Data records >>

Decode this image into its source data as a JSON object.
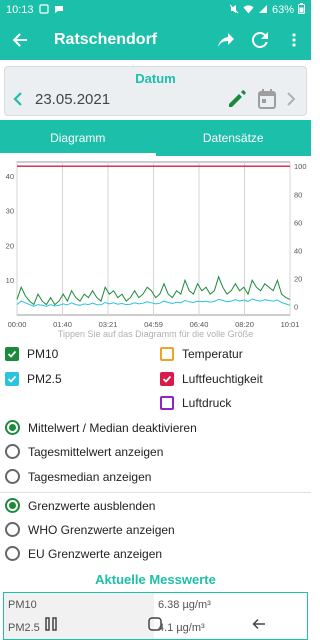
{
  "status": {
    "time": "10:13",
    "battery": "63%"
  },
  "appbar": {
    "title": "Ratschendorf"
  },
  "date_card": {
    "label": "Datum",
    "date": "23.05.2021"
  },
  "tabs": [
    {
      "label": "Diagramm"
    },
    {
      "label": "Datensätze"
    }
  ],
  "chart_data": {
    "type": "line",
    "x_ticks": [
      "00:00",
      "01:40",
      "03:21",
      "04:59",
      "06:40",
      "08:20",
      "10:01"
    ],
    "y_left_ticks": [
      "10",
      "20",
      "30",
      "40"
    ],
    "y_left_range": [
      0,
      44
    ],
    "y_right_ticks": [
      "0",
      "20",
      "40",
      "60",
      "80",
      "100"
    ],
    "y_right_range": [
      -6,
      103
    ],
    "series": [
      {
        "name": "PM10",
        "axis": "left",
        "color": "#1b8a3a",
        "values": [
          4.5,
          8,
          5.5,
          4,
          3,
          6,
          4,
          3,
          5,
          3,
          4,
          6,
          4,
          7,
          5,
          4,
          6,
          5,
          7,
          5,
          4,
          8,
          6,
          7,
          5,
          6,
          4,
          5,
          7,
          5,
          6,
          8,
          7,
          5,
          6,
          9,
          6,
          5,
          7,
          6,
          10,
          7,
          6,
          9,
          7,
          8,
          6,
          7,
          11,
          8,
          6,
          7,
          9,
          7,
          8,
          6,
          10,
          8,
          7,
          9,
          8,
          7,
          10,
          6,
          5,
          4.5
        ]
      },
      {
        "name": "PM2.5",
        "axis": "left",
        "color": "#29c4e0",
        "values": [
          3,
          4,
          3.5,
          3,
          2.5,
          3,
          2.8,
          2.5,
          3,
          2.6,
          2.8,
          3.2,
          2.9,
          3.5,
          3,
          2.8,
          3.2,
          3,
          3.4,
          3,
          2.9,
          3.6,
          3.2,
          3.5,
          3.1,
          3.3,
          3,
          3.1,
          3.5,
          3.2,
          3.4,
          3.8,
          3.5,
          3.2,
          3.4,
          4,
          3.6,
          3.3,
          3.7,
          3.5,
          4.2,
          3.8,
          3.6,
          4,
          3.8,
          4,
          3.7,
          3.9,
          4.5,
          4.2,
          3.8,
          4,
          4.4,
          4,
          4.3,
          3.9,
          4.6,
          4.2,
          4,
          4.4,
          4.2,
          4,
          4.3,
          3.6,
          3.2,
          2.8
        ]
      },
      {
        "name": "Luftfeuchtigkeit",
        "axis": "right",
        "color": "#d81b4a",
        "values": [
          100,
          100
        ]
      }
    ],
    "grid": true
  },
  "chart_hint": "Tippen Sie auf das Diagramm für die volle Größe",
  "legend": [
    {
      "label": "PM10",
      "checked": true,
      "color": "#1b8a3a"
    },
    {
      "label": "Temperatur",
      "checked": false,
      "color": "#f0a12a"
    },
    {
      "label": "PM2.5",
      "checked": true,
      "color": "#29c4e0"
    },
    {
      "label": "Luftfeuchtigkeit",
      "checked": true,
      "color": "#d81b4a"
    },
    {
      "label": "Luftdruck",
      "checked": false,
      "color": "#8e24c8"
    }
  ],
  "avg_options": [
    {
      "label": "Mittelwert / Median deaktivieren",
      "selected": true
    },
    {
      "label": "Tagesmittelwert anzeigen",
      "selected": false
    },
    {
      "label": "Tagesmedian anzeigen",
      "selected": false
    }
  ],
  "limit_options": [
    {
      "label": "Grenzwerte ausblenden",
      "selected": true
    },
    {
      "label": "WHO Grenzwerte anzeigen",
      "selected": false
    },
    {
      "label": "EU Grenzwerte anzeigen",
      "selected": false
    }
  ],
  "current": {
    "title": "Aktuelle Messwerte",
    "rows": [
      {
        "key": "PM10",
        "value": "6.38 µg/m³"
      },
      {
        "key": "PM2.5",
        "value": "4.1 µg/m³"
      }
    ]
  },
  "colors": {
    "accent": "#1cbfa9"
  }
}
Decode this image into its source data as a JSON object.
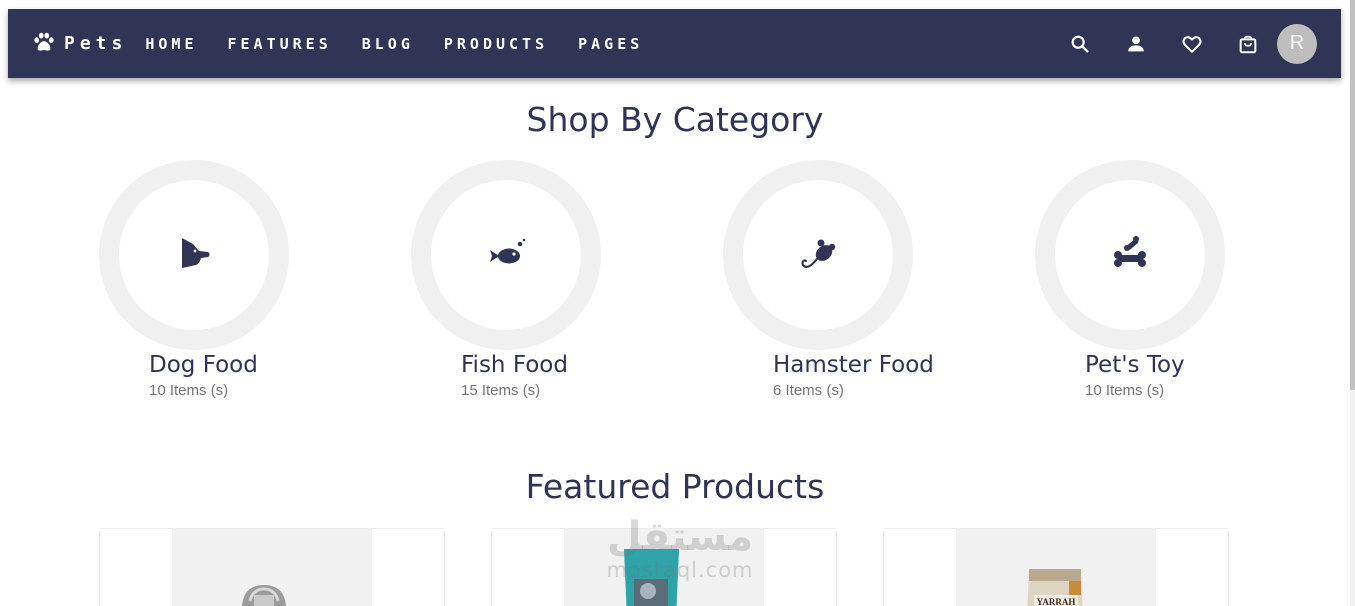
{
  "nav": {
    "brand": "Pets",
    "links": [
      "HOME",
      "FEATURES",
      "BLOG",
      "PRODUCTS",
      "PAGES"
    ],
    "icons": [
      "search-icon",
      "user-icon",
      "heart-icon",
      "shopping-bag-icon"
    ],
    "avatar_initial": "R"
  },
  "categories_section": {
    "title": "Shop By Category",
    "items": [
      {
        "name": "Dog Food",
        "count": "10 Items (s)",
        "icon": "dog-icon"
      },
      {
        "name": "Fish Food",
        "count": "15 Items (s)",
        "icon": "fish-icon"
      },
      {
        "name": "Hamster Food",
        "count": "6 Items (s)",
        "icon": "hamster-icon"
      },
      {
        "name": "Pet's Toy",
        "count": "10 Items (s)",
        "icon": "bone-toy-icon"
      }
    ]
  },
  "featured_section": {
    "title": "Featured Products",
    "product_label": "YARRAH"
  },
  "watermark": {
    "arabic": "مستقل",
    "latin": "mostaql.com"
  },
  "colors": {
    "navbar": "#303455",
    "text_dark": "#2f3456",
    "ring": "#f0f0f0",
    "muted": "#757575",
    "avatar": "#bdbdbd"
  }
}
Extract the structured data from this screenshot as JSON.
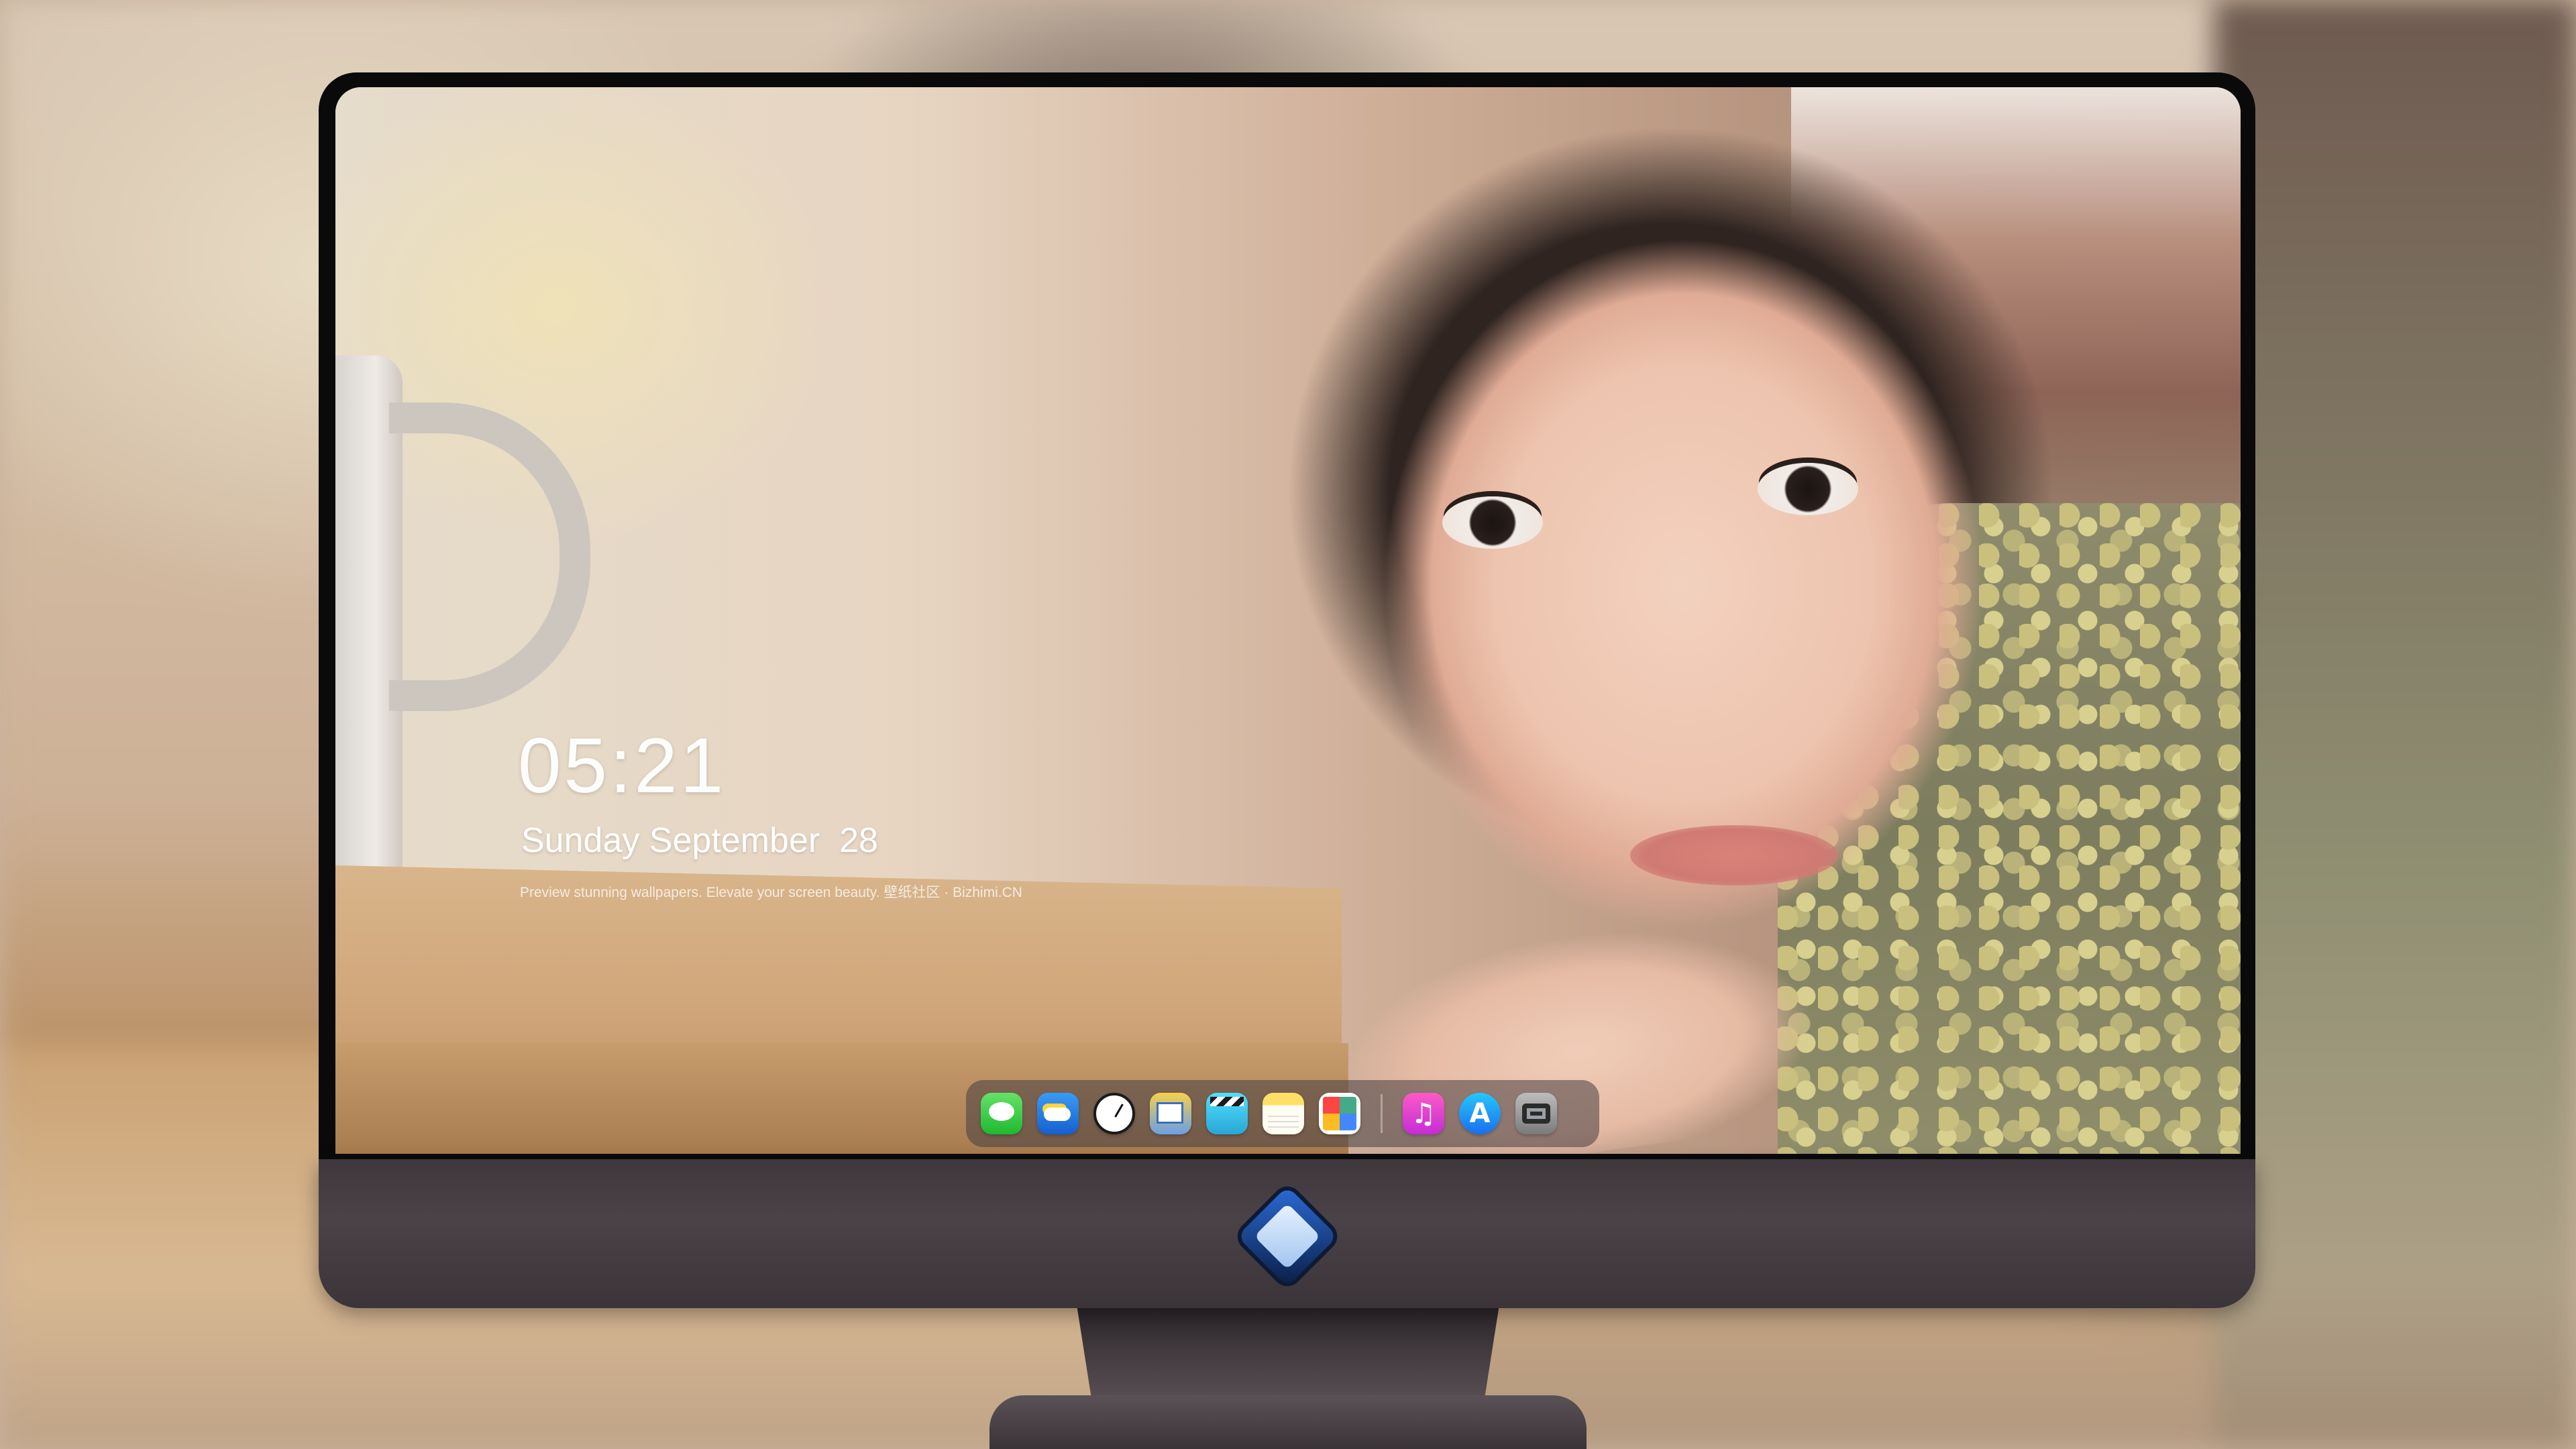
{
  "lock_screen": {
    "time": "05:21",
    "date": "Sunday September  28",
    "tagline": "Preview stunning wallpapers. Elevate your screen beauty. 壁纸社区 · Bizhimi.CN"
  },
  "dock": {
    "apps": [
      {
        "icon": "messages-icon"
      },
      {
        "icon": "weather-icon"
      },
      {
        "icon": "clock-icon"
      },
      {
        "icon": "preview-icon"
      },
      {
        "icon": "video-editor-icon"
      },
      {
        "icon": "notes-icon"
      },
      {
        "icon": "photo-collage-icon"
      },
      {
        "icon": "music-icon"
      },
      {
        "icon": "app-store-icon"
      },
      {
        "icon": "camera-icon"
      }
    ]
  },
  "monitor": {
    "logo_icon": "brand-logo-icon"
  }
}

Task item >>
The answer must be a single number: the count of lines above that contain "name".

Problem solution >>
7